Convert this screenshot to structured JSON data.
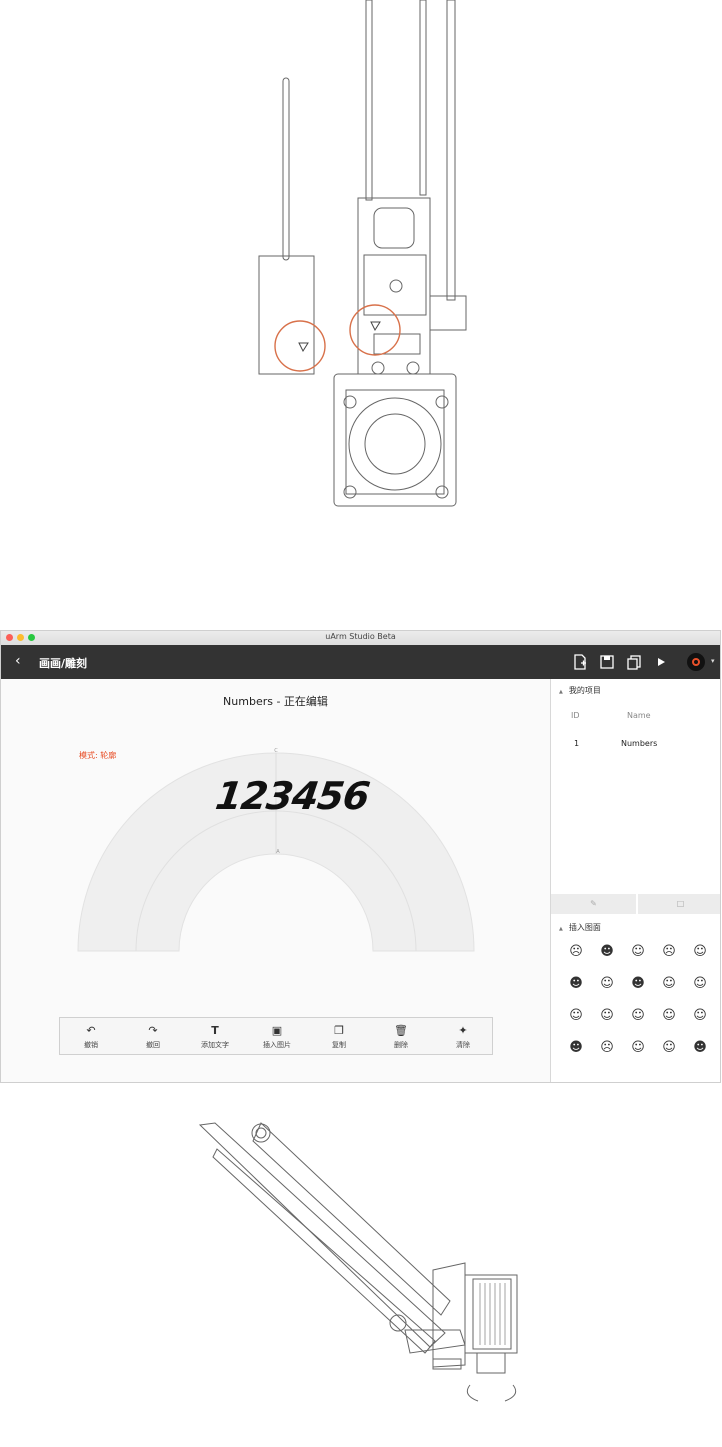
{
  "window": {
    "title": "uArm Studio Beta",
    "traffic_colors": [
      "#fc5f57",
      "#fdbc2e",
      "#28c840"
    ]
  },
  "toolbar": {
    "back_icon": "chevron-left-icon",
    "breadcrumb": "画画/雕刻",
    "actions": [
      "new-file-icon",
      "save-icon",
      "copy-icon",
      "play-icon"
    ]
  },
  "canvas": {
    "document_title": "Numbers - 正在编辑",
    "mode_label": "模式: 轮廓",
    "artwork_text": "123456",
    "accent_color": "#e84c24",
    "guide_top_label": "C",
    "guide_mid_label": "A"
  },
  "tools": [
    {
      "icon": "undo-icon",
      "label": "撤销"
    },
    {
      "icon": "redo-icon",
      "label": "撤回"
    },
    {
      "icon": "text-icon",
      "label": "添加文字"
    },
    {
      "icon": "image-icon",
      "label": "插入图片"
    },
    {
      "icon": "duplicate-icon",
      "label": "复制"
    },
    {
      "icon": "trash-icon",
      "label": "删除"
    },
    {
      "icon": "eraser-icon",
      "label": "清除"
    }
  ],
  "panel": {
    "projects_header": "我的项目",
    "columns": [
      "ID",
      "Name"
    ],
    "rows": [
      {
        "id": "1",
        "name": "Numbers"
      }
    ],
    "emoji_header": "插入图面",
    "emoji_glyphs": [
      "☹",
      "☻",
      "☺",
      "☹",
      "☺",
      "☻",
      "☺",
      "☻",
      "☺",
      "☺",
      "☺",
      "☺",
      "☺",
      "☺",
      "☺",
      "☻",
      "☹",
      "☺",
      "☺",
      "☻"
    ]
  }
}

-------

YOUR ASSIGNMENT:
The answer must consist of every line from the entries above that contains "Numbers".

RESULT OF THE TASK:
    "document_title": "Numbers - 正在编辑",
        "name": "Numbers"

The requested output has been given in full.